What this task involves: Each entry has to be reproduced in full, exactly as given.

Records from a dataset:
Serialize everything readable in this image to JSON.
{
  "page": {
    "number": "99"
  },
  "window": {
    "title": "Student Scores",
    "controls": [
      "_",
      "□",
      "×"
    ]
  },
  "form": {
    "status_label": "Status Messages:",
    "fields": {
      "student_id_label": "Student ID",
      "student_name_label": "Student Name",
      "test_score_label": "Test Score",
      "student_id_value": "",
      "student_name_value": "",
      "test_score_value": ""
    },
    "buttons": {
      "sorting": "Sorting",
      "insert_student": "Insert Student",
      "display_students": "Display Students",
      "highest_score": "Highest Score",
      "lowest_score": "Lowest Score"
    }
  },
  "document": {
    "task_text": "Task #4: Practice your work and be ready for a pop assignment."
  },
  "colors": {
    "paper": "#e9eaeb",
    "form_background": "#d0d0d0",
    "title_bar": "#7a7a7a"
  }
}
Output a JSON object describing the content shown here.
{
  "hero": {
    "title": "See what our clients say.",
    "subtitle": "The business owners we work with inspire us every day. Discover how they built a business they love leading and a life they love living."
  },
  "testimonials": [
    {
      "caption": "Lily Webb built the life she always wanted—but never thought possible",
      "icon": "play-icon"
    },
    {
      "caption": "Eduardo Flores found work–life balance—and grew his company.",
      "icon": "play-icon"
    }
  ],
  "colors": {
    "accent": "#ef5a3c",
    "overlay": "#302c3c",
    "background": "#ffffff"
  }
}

Answer area:
Serialize everything readable in this image to JSON.
{
  "page": {
    "number": "99"
  },
  "window": {
    "title": "Student Scores",
    "controls": [
      "_",
      "□",
      "×"
    ]
  },
  "form": {
    "status_label": "Status Messages:",
    "fields": {
      "student_id_label": "Student ID",
      "student_name_label": "Student Name",
      "test_score_label": "Test Score",
      "student_id_value": "",
      "student_name_value": "",
      "test_score_value": ""
    },
    "buttons": {
      "sorting": "Sorting",
      "insert_student": "Insert Student",
      "display_students": "Display Students",
      "highest_score": "Highest Score",
      "lowest_score": "Lowest Score"
    }
  },
  "document": {
    "task_text": "Task #4: Practice your work and be ready for a pop assignment."
  },
  "colors": {
    "paper": "#e9eaeb",
    "form_background": "#d0d0d0",
    "title_bar": "#7a7a7a"
  }
}
Output a JSON object describing the content shown here.
{
  "hero": {
    "title": "See what our clients say.",
    "subtitle": "The business owners we work with inspire us every day. Discover how they built a business they love leading and a life they love living."
  },
  "testimonials": [
    {
      "caption": "Lily Webb built the life she always wanted—but never thought possible",
      "icon": "play-icon"
    },
    {
      "caption": "Eduardo Flores found work–life balance—and grew his company.",
      "icon": "play-icon"
    }
  ],
  "colors": {
    "accent": "#ef5a3c",
    "overlay": "#302c3c",
    "background": "#ffffff"
  }
}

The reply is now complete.